"Indeed, the Chief Executive is the official constitutionally mandated to enter into agreements with foreign owned corporations," it added.
The law also states that Congress may review the action of the President regarding "every contract entered into in accordance with this [constitutional] provision," the court said.
In reversing itself on earlier nullifying the mining law, the court also said "the judiciary should not inordinately interfere in the exercise of this presidential power of control over the EDU [exploration, development and utilization] of our natural resources."
The court also said its new decision would answer "the need to develop our stagnating mining industry and extract what NEDA [National Economic and Development Authority] Secretary Romulo Neri estimates is some $840 billion worth of mineral wealth lying hidden in the ground, in order to jump-start our floundering economy on the one hand, and on the other, the need to enhance our nationalistic aspirations, protect our indigenous communities, and prevent irreversible ecological damage."
"Verily, the mineral wealth and natural resources of this country are meant to benefit not merely a select group of people living in the areas locally affected by mining activities, but the entire Filipino nation," the court added.
The Supreme Court, last January 27 struck down as unconstitutional the provisions of the Philippine Mining Act of 1995 that allowed 100% foreign-owned firms to exploit the country's mineral resources.

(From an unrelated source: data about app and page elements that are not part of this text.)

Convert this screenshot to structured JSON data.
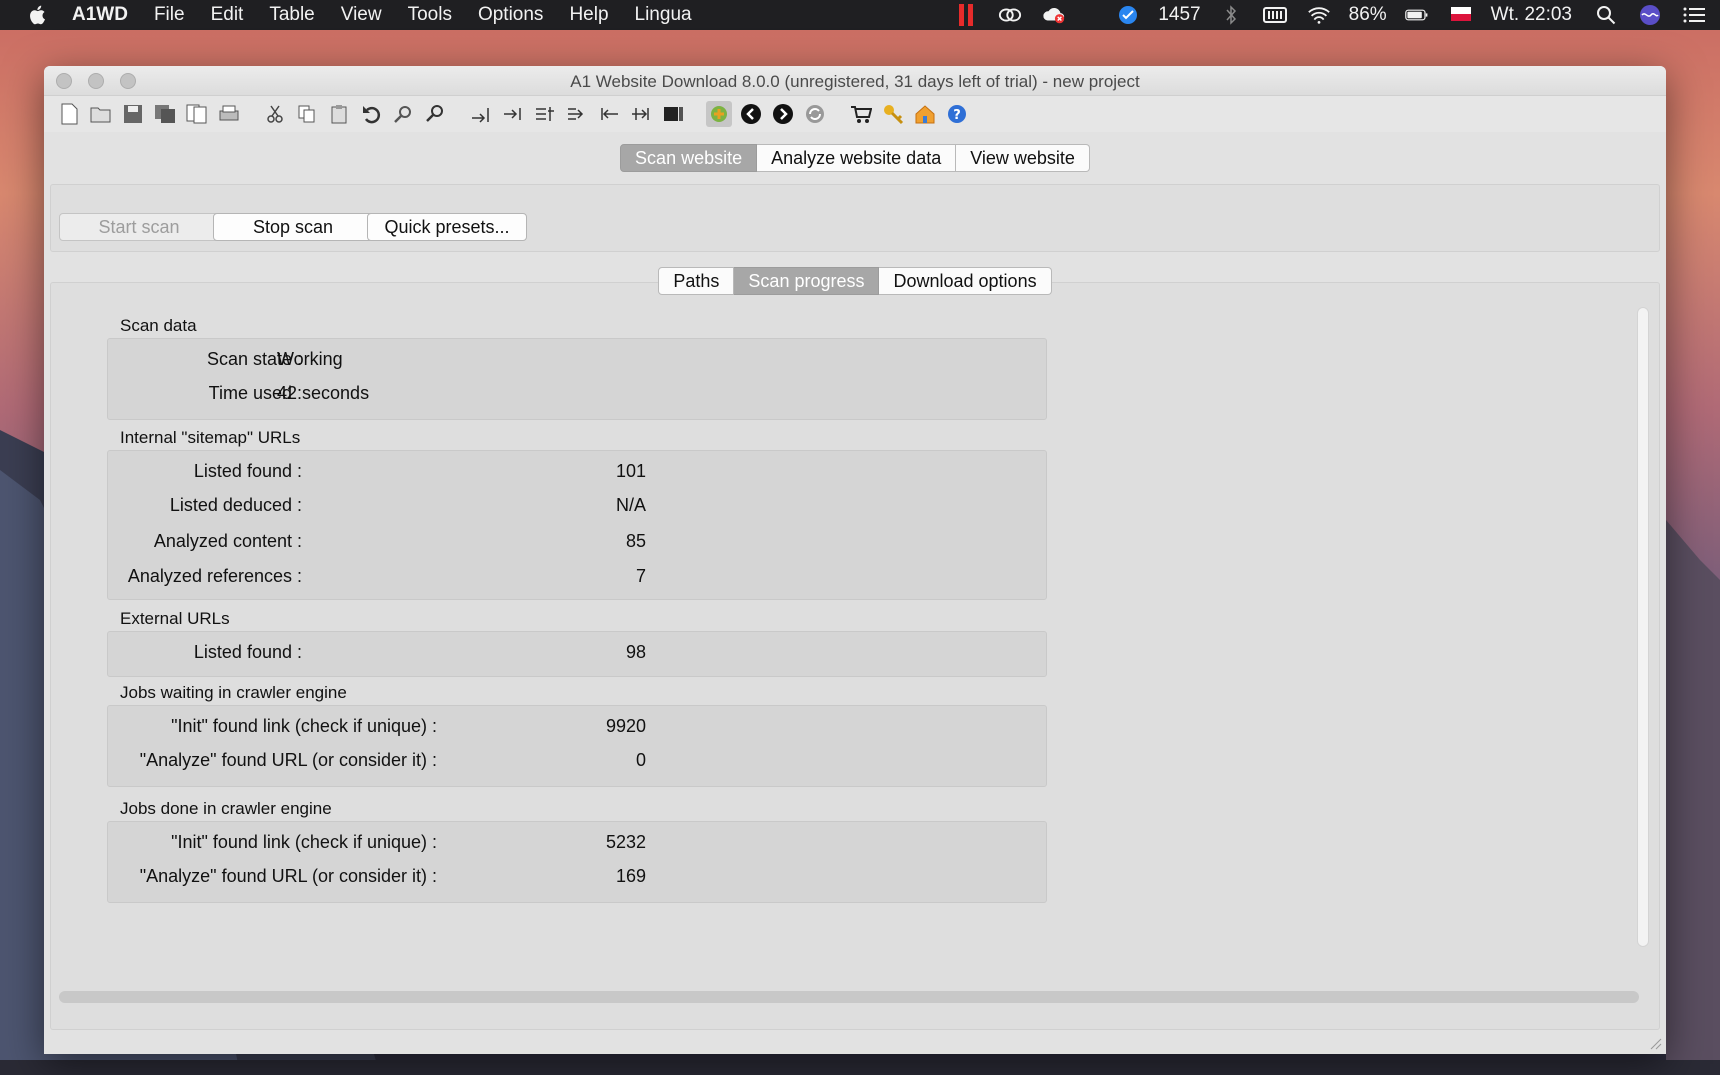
{
  "menubar": {
    "app_name": "A1WD",
    "items": [
      "File",
      "Edit",
      "Table",
      "View",
      "Tools",
      "Options",
      "Help",
      "Lingua"
    ],
    "status": {
      "notification_count": "1457",
      "battery": "86%",
      "clock": "Wt. 22:03"
    }
  },
  "window": {
    "title": "A1 Website Download 8.0.0 (unregistered, 31 days left of trial) - new project"
  },
  "main_tabs": {
    "items": [
      "Scan website",
      "Analyze website data",
      "View website"
    ],
    "selected": "Scan website"
  },
  "scan_controls": {
    "start_label": "Start scan",
    "stop_label": "Stop scan",
    "presets_label": "Quick presets..."
  },
  "sub_tabs": {
    "items": [
      "Paths",
      "Scan progress",
      "Download options"
    ],
    "selected": "Scan progress"
  },
  "scan_data": {
    "title": "Scan data",
    "state_label": "Scan state :",
    "state_value": "Working",
    "time_label": "Time used :",
    "time_value": "42 seconds"
  },
  "internal_urls": {
    "title": "Internal \"sitemap\" URLs",
    "rows": [
      {
        "label": "Listed found :",
        "value": "101"
      },
      {
        "label": "Listed deduced :",
        "value": "N/A"
      },
      {
        "label": "Analyzed content :",
        "value": "85"
      },
      {
        "label": "Analyzed references :",
        "value": "7"
      }
    ]
  },
  "external_urls": {
    "title": "External URLs",
    "rows": [
      {
        "label": "Listed found :",
        "value": "98"
      }
    ]
  },
  "jobs_waiting": {
    "title": "Jobs waiting in crawler engine",
    "rows": [
      {
        "label": "\"Init\" found link (check if unique) :",
        "value": "9920"
      },
      {
        "label": "\"Analyze\" found URL (or consider it) :",
        "value": "0"
      }
    ]
  },
  "jobs_done": {
    "title": "Jobs done in crawler engine",
    "rows": [
      {
        "label": "\"Init\" found link (check if unique) :",
        "value": "5232"
      },
      {
        "label": "\"Analyze\" found URL (or consider it) :",
        "value": "169"
      }
    ]
  }
}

In that 95-page ruling, the court en banc declared provisions of RA7942 void in so far as they pertained to the so-called FTAA.
That ruling likewise declared as void the FTAA between the government and Western Mining.
Reacting to the decision, the Chamber of Mines of th e Philippines said "the knowledge and wisdom of the court in this landmark case [was] expected to draw support from the entire business community, locally and internationally."
In a separate statement, American Chamber of Commerce of the Philippines Executive Director Robert Sears said the court decision would help the government "create jobs, increase revenues from exports, and bring in needed foreign direct investments."
Stock market analysts said the decision would also bode well for the local market and the economy.
In telephone interview, Astro del Castillo of First Grade Holdings, Inc. noted that mining, being an untapped sector for some time, had plenty of potential.
"This will open the floodgates [for developments] that will impact the country's fiscal problems," he said.
"They [foreign and local companies] will complement each other and enhance competition, which will result in more efficie nt operations for the sector," he added.
The mining and oil indices were up in yesterday's trading.
Jose Vistan, Jr. of AB Capital Securities, Inc. also welcomed the court ruling. "This is good news, which brings into the country not only potential capital but also technology. Mining companies short in capital can now tap the technology of those foreign companies and help the economy," he said.
He added the ruling was a "much-needed shot in the arm" for the economy to take off.
"Oil and copper prices are high. The Philippines is rich in these resources so the decision of the Supreme Court is good news for the economy, the stock market and the country as well. It is pro-business for a change," he added.
Meanwhile, Environment and Natural Resources Secretary Michael T. Defensor said, "We would now be assured of investments [in the mining sector], the economy would surely benefit from it. Any decision otherwise would have been disastrous for us."
"We see a potential $2 billion to $3 billion worth of investments during the first three years, and about $2 billion annually after that," he added.
Mr. Defensor also said, "There are about 30 potential investments with pending process of implementation because of the issue on mining. Now it is all systems go." -- with reports from Roulee Jane C. Calayag and Rommer M. Balab